Ranchers who have been affected by the recent drought or fires will generally have to consider some difficult decisions. Some of these decisions will primarily affect costs and revenues in the coming year while others will affect a ranchers “bottom line” for several years. The first thing that must be carefully evaluated by any rancher that has been affected is the need for and supply of forage. This evaluation involves not only the total amount of forage (tons, AUMs) that is needed but when it is available or needed. This evaluation will vary by firm or operation because the need for and the supply of forage is generally unique to a particular operation. After the need for and supply of forage has been evaluated, ranchers have one of two alternatives if forage demands are greater than the amount available at any point in time. They must either reduce demands or increase the supply of feed available. Some alternatives that ranchers may want to consider are as follows:
Increasing the supply of forage by 1) Purchasing additional feed which might include hay, straw or other storable feeds;
2) Sending animals to areas where feed is relatively abundant (this may be hard to find this year);
3) Rent pasture or rangeland (CRP, vacant allotments, private, etc.);
4) Plant and harvest a crop of grain forage (e.g., oats) if time and water are sufficient; and
5) Plant forages in areas that have been burned for future needs.
Reducing the demands for forage by 1) Weaning calves early;
2) Selling cows particularly any that need to be culled earlier rather than later;
3) Selling additional cows but retaining additional heifers (the heifers will require less hay and forage resources in the current year); and
4) Placing animals in a feed lot for a period of time.
Let’s consider the alternatives of early weaning of calves as well as selling cows to be culled earlier than normal in a little more detail. Both of these actions will reduce fall range and pasture needs and may also help reduce cow nutritional needs this winter. Research has consistently shown that early weaning of calves lowers the nutrient requirements of the cow. In years like this, when range conditions have deteriorated, cows with a nursing calf will likely lose weight and body condition between now and when the calf is traditionally weaned. That weight and condition will have to be replaced sometime before calving if acceptable reproductive performance is to occur.
Let’s consider the cow culling and marketing decision first and then consider what to do with early weaned calves. If you have lost range resources and those will remain absent for two to three years, I would suggest a fairly aggressive culling of your cows. The first cows to be culled should be those that are open. You may also want to consider culling older and less productive cows. A 1,100 pound cow that is in reasonably good condition, body condition score 5, was selling for around $.75 per pound or $825 per head at the end of August/beginning of September.

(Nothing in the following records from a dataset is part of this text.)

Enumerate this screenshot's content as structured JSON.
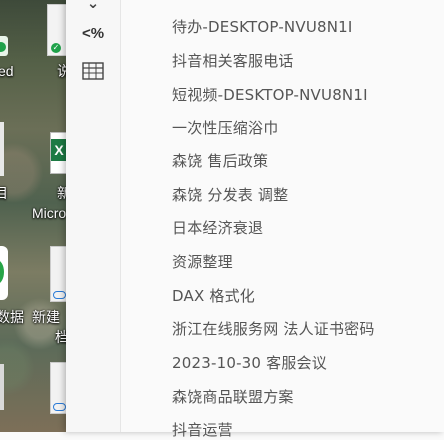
{
  "desktop": {
    "labels": [
      "ed",
      "说",
      "目",
      "新",
      "Micro",
      "数据",
      "新建",
      "档"
    ]
  },
  "app": {
    "tools": [
      {
        "name": "percent-format-icon",
        "glyph": "<%"
      },
      {
        "name": "table-icon",
        "glyph": ""
      }
    ],
    "items": [
      "待办-DESKTOP-NVU8N1I",
      "抖音相关客服电话",
      "短视频-DESKTOP-NVU8N1I",
      "一次性压缩浴巾",
      "森饶 售后政策",
      "森饶 分发表 调整",
      "日本经济衰退",
      "资源整理",
      "DAX 格式化",
      "浙江在线服务网 法人证书密码",
      "2023-10-30 客服会议",
      "森饶商品联盟方案",
      "抖音运营"
    ]
  }
}
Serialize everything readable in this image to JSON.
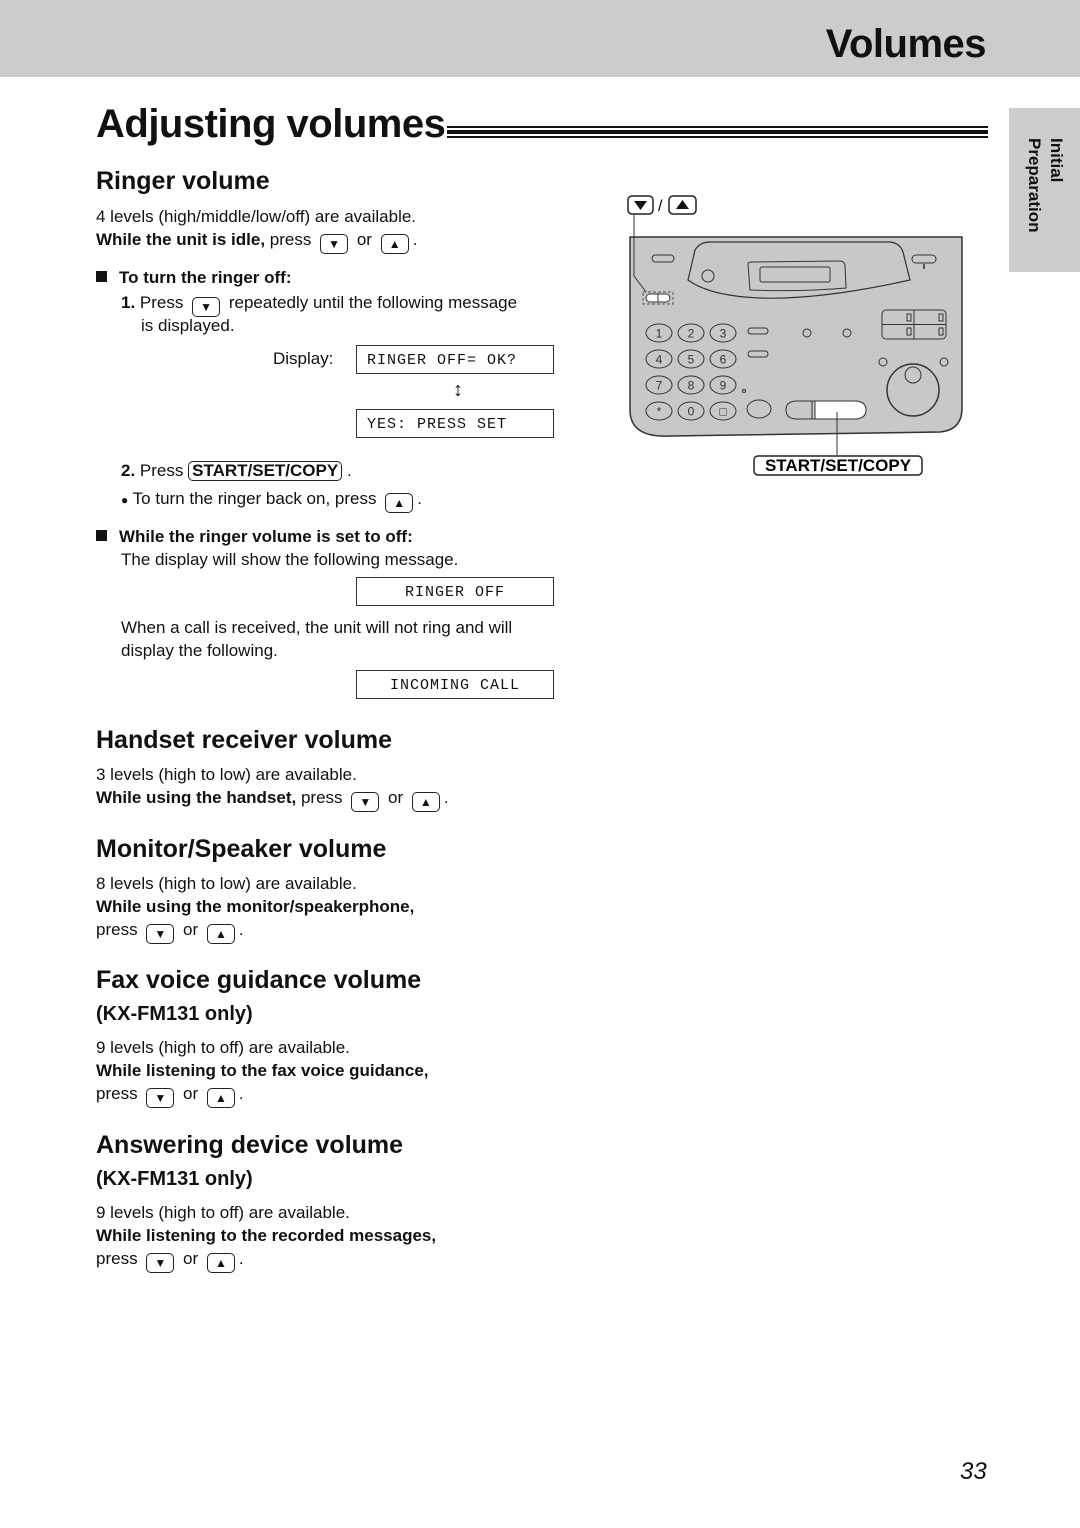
{
  "header": {
    "section_title": "Volumes"
  },
  "side_tab": {
    "label": "Initial\nPreparation"
  },
  "page": {
    "title": "Adjusting volumes",
    "number": "33"
  },
  "icons": {
    "down_key": "▼",
    "up_key": "▲",
    "updown_arrow": "↕",
    "bullet": "●"
  },
  "ringer": {
    "heading": "Ringer volume",
    "levels": "4 levels (high/middle/low/off) are available.",
    "idle_bold": "While the unit is idle,",
    "press": "press",
    "or": "or",
    "period": ".",
    "turn_off_heading": "To turn the ringer off:",
    "step1_num": "1.",
    "step1_press": "Press",
    "step1_text": "repeatedly until the following message",
    "step1_cont": "is displayed.",
    "display_label": "Display:",
    "display1": "RINGER OFF= OK?",
    "display2": "YES: PRESS SET",
    "step2_num": "2.",
    "step2_press": "Press",
    "step2_key": "START/SET/COPY",
    "turn_on_text": "To turn the ringer back on, press",
    "set_off_heading": "While the ringer volume is set to off:",
    "set_off_text": "The display will show the following message.",
    "display3": "RINGER OFF",
    "call_text_1": "When a call is received, the unit will not ring and will",
    "call_text_2": "display the following.",
    "display4": "INCOMING CALL"
  },
  "handset": {
    "heading": "Handset receiver volume",
    "levels": "3 levels (high to low) are available.",
    "bold": "While using the handset,",
    "press": "press",
    "or": "or"
  },
  "monitor": {
    "heading": "Monitor/Speaker volume",
    "levels": "8 levels (high to low) are available.",
    "bold": "While using the monitor/speakerphone,",
    "press": "press",
    "or": "or"
  },
  "fax_voice": {
    "heading": "Fax voice guidance volume",
    "subheading": "(KX-FM131 only)",
    "levels": "9 levels (high to off) are available.",
    "bold": "While listening to the fax voice guidance,",
    "press": "press",
    "or": "or"
  },
  "answering": {
    "heading": "Answering device volume",
    "subheading": "(KX-FM131 only)",
    "levels": "9 levels (high to off) are available.",
    "bold": "While listening to the recorded messages,",
    "press": "press",
    "or": "or"
  },
  "diagram": {
    "keys_label_sep": "/",
    "start_label": "START/SET/COPY",
    "keypad": [
      "1",
      "2",
      "3",
      "4",
      "5",
      "6",
      "7",
      "8",
      "9",
      "*",
      "0",
      "□"
    ],
    "panel_color": "#c8c8c8"
  }
}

If that same cow loses 50 pounds, and drops a body condition score, by mid-November, the seasonal decline in cull cow prices and the price for lower body condition will likely yield a price of about $.60 per pound or only $630 per head. If this occurs, the decline of $195 per head results in a clear advantage to selling any cull cows now versus delaying sales until November. If some older cows are pregnant, they can currently be sold for about $1,300 or more depending upon age and quality and provided you find buyers that have ample feed.

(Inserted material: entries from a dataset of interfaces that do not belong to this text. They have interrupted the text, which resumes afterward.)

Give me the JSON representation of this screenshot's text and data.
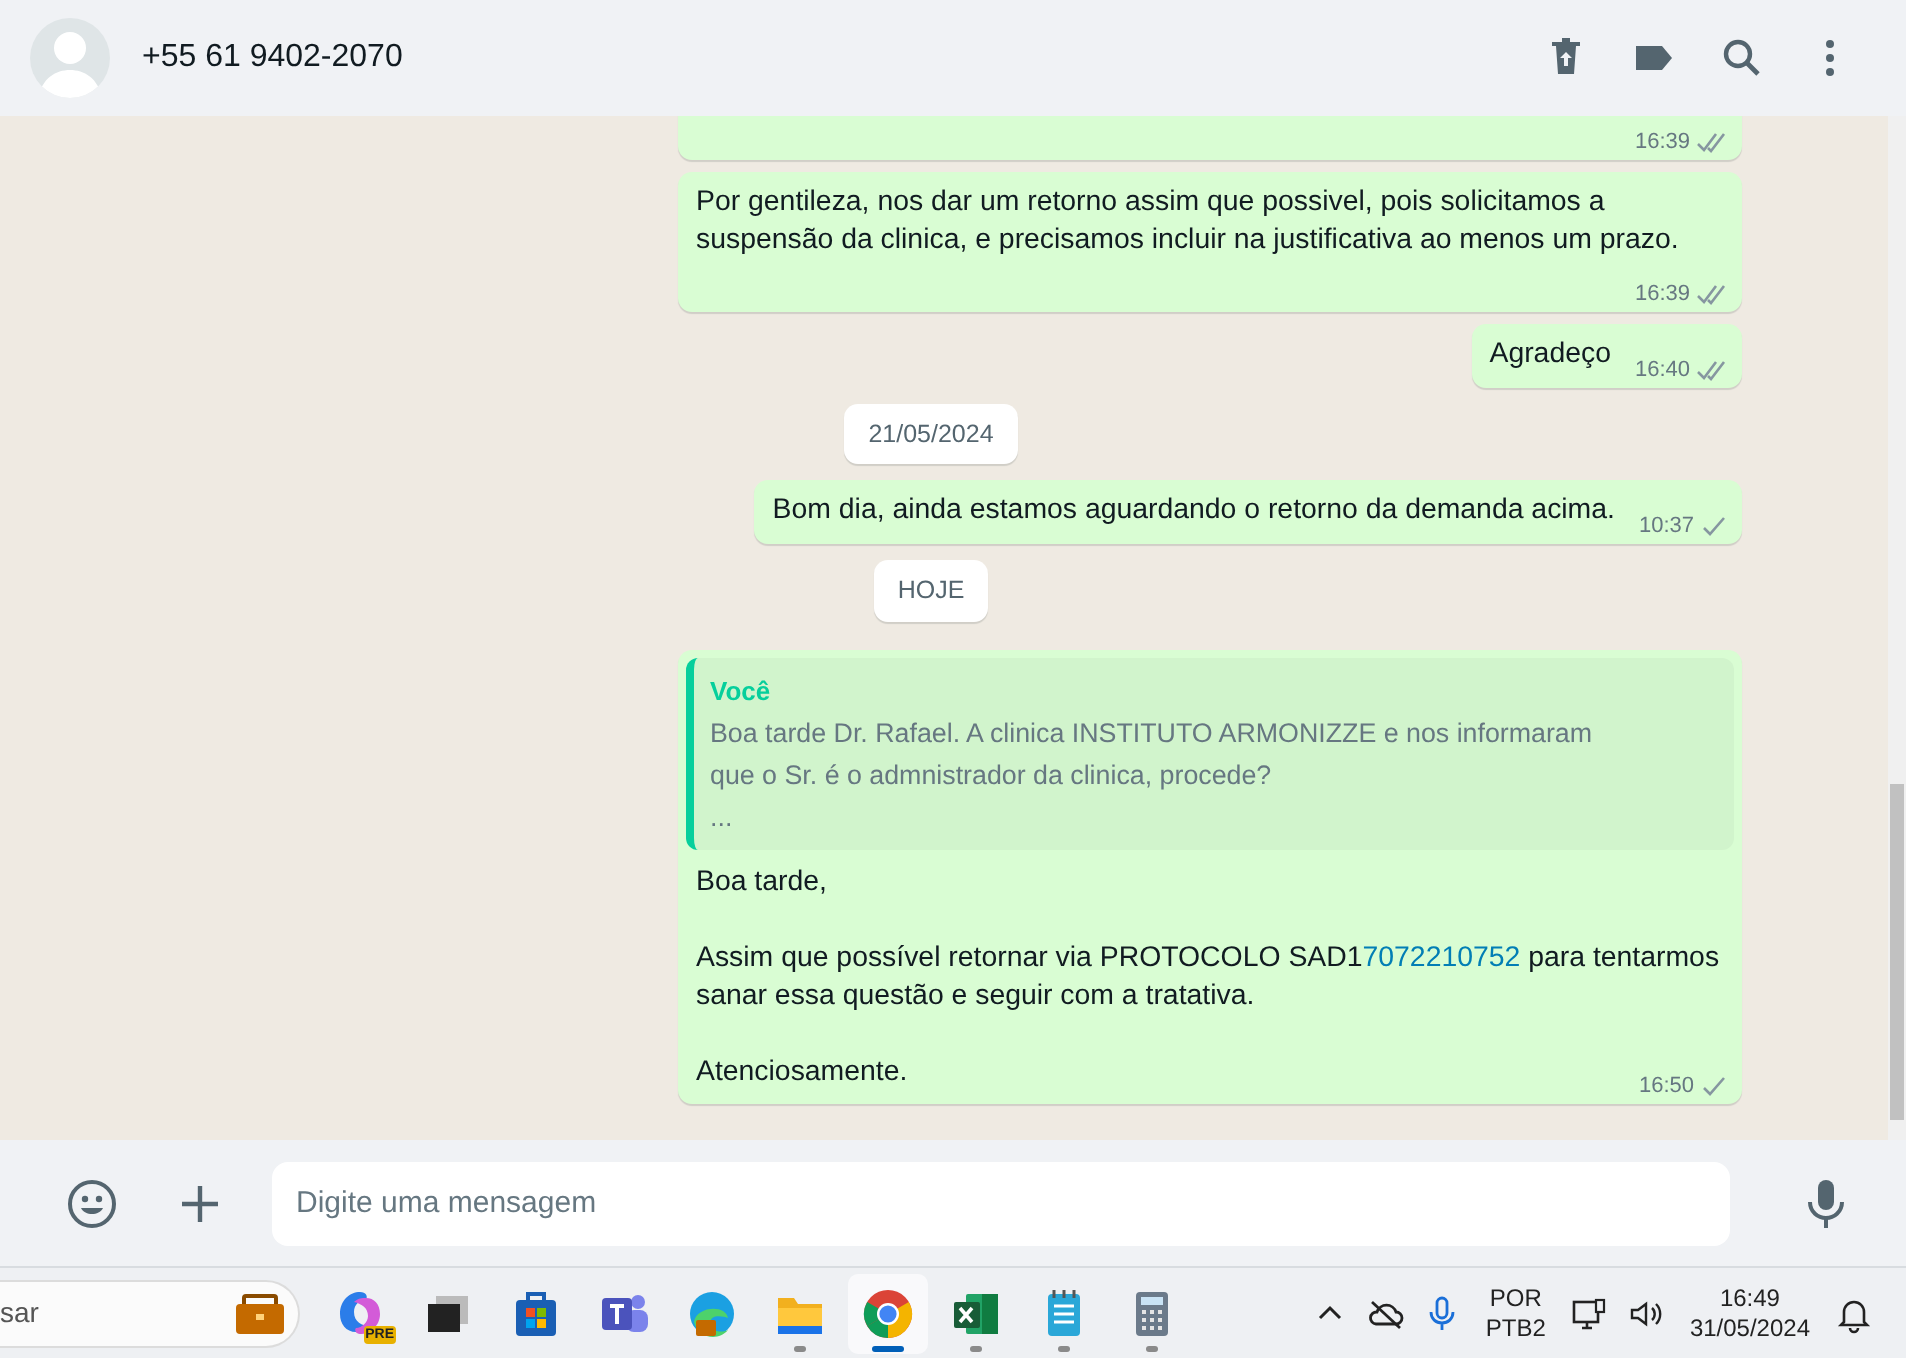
{
  "header": {
    "contact": "+55 61 9402-2070"
  },
  "messages": [
    {
      "kind": "cut",
      "time": "16:39",
      "delivered": true
    },
    {
      "kind": "text",
      "text": "Por gentileza, nos dar um retorno assim que possivel, pois solicitamos a suspensão da clinica, e precisamos incluir na justificativa ao menos um prazo.",
      "time": "16:39",
      "delivered": true
    },
    {
      "kind": "text",
      "text": "Agradeço",
      "time": "16:40",
      "delivered": true
    },
    {
      "kind": "date",
      "text": "21/05/2024"
    },
    {
      "kind": "text",
      "text": "Bom dia, ainda estamos aguardando o retorno da demanda acima.",
      "time": "10:37",
      "delivered": false
    },
    {
      "kind": "date",
      "text": "HOJE"
    },
    {
      "kind": "reply",
      "quote": {
        "author": "Você",
        "lines": [
          "Boa tarde Dr. Rafael. A clinica INSTITUTO ARMONIZZE e nos informaram",
          "que o Sr. é o admnistrador da clinica, procede?",
          "..."
        ]
      },
      "paragraphs": [
        [
          {
            "kind": "text",
            "text": "Boa tarde,"
          }
        ],
        [
          {
            "kind": "text",
            "text": "Assim que possível retornar via PROTOCOLO SAD1"
          },
          {
            "kind": "link",
            "text": "7072210752"
          },
          {
            "kind": "text",
            "text": " para tentarmos sanar essa questão e seguir com a tratativa."
          }
        ],
        [
          {
            "kind": "text",
            "text": "Atenciosamente."
          }
        ]
      ],
      "time": "16:50",
      "delivered": false
    }
  ],
  "composer": {
    "placeholder": "Digite uma mensagem"
  },
  "taskbar": {
    "search": "sar",
    "apps": [
      {
        "badge": "PRE",
        "running": false,
        "selected": false
      },
      {
        "running": false,
        "selected": false
      },
      {
        "running": false,
        "selected": false
      },
      {
        "running": false,
        "selected": false
      },
      {
        "running": false,
        "selected": false
      },
      {
        "running": true,
        "selected": false
      },
      {
        "running": true,
        "selected": true
      },
      {
        "running": true,
        "selected": false
      },
      {
        "running": true,
        "selected": false
      },
      {
        "running": true,
        "selected": false
      }
    ],
    "language": [
      "POR",
      "PTB2"
    ],
    "time": "16:49",
    "date": "31/05/2024"
  }
}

Early weaned calves do not have to be sold early. Removing the calf from the cow and putting it in a drylot reduces the pasture requirement. It is generally less expensive to feed a calf in a drylot than it is to feed a cow additional forage and maintain the calf on the cow when forage sources are limited. A ration of 13 pounds of alfalfa and 3 pounds of corn grain per day, should have this calf gaining 1.75 pounds per day and result in the same 550 pound steer in November as keeping the calf on the cow. If alfalfa can be purchased for $180 per ton and corn for $7.50 per bushel feed cost would be $1.57 per day to get the calf to November. The added returns from selling cull cows now instead of November ($195 per cow) can be used to purchase the alfalfa and corn.
If you traditionally wean a 550 pound steer calf around Nov. 1, that calf will probably weigh about 445 pounds at the beginning of September. A 445 pound steer in Nebraska at the end of August sold for around $1.80 per pound, or about $800 per head. A 550 pound steer in November will likely sell for about $1.65 per pound, or $910 per head. If calves are fed 60 days the cost per head would be $94 ($1.57 *60). The net from selling in November would be $816 ($910-94) compared to $800 from a Sept. 1, sale. Using my values for feed costs the decision of when to sell the calves is not that critical of a decision. I would suggest that you consider your costs before making the decision.

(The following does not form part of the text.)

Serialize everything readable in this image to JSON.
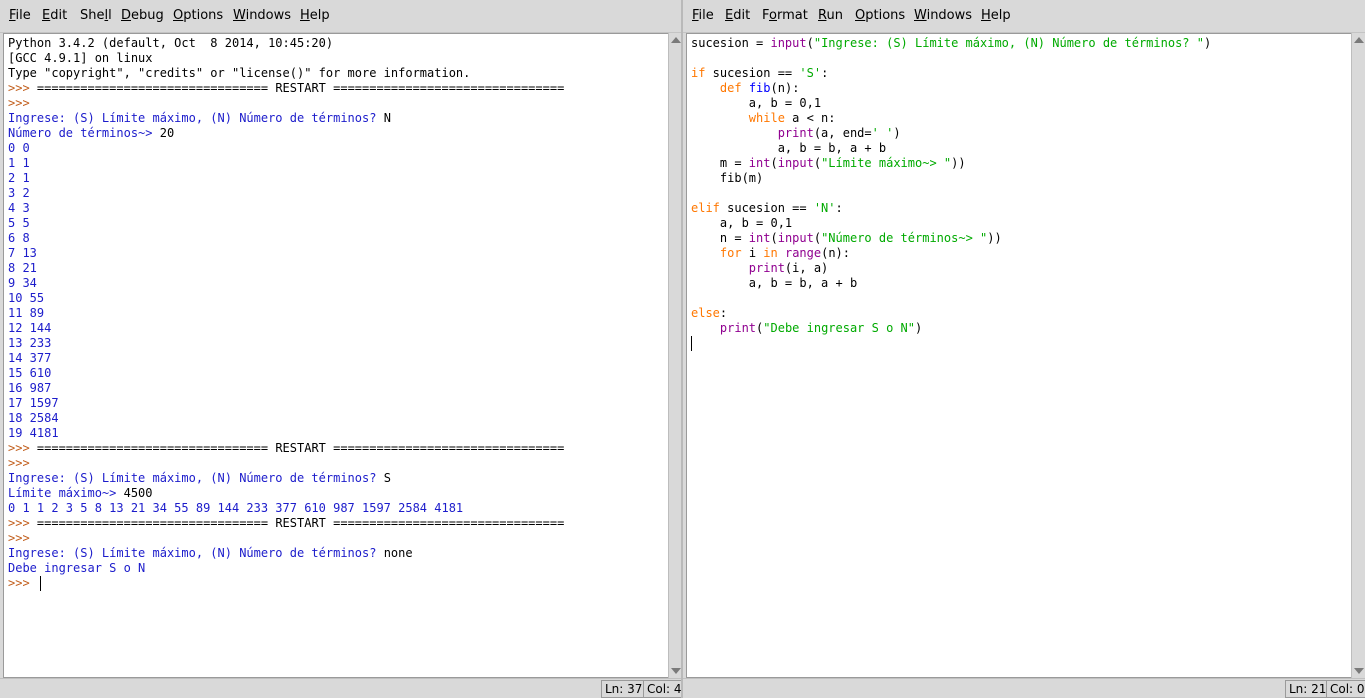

All of these alternatives, as well as other alternatives, have tax as well as economic consequences. You probably need to consult your tax accountant about how forced sales of livestock can be treated for tax purposes.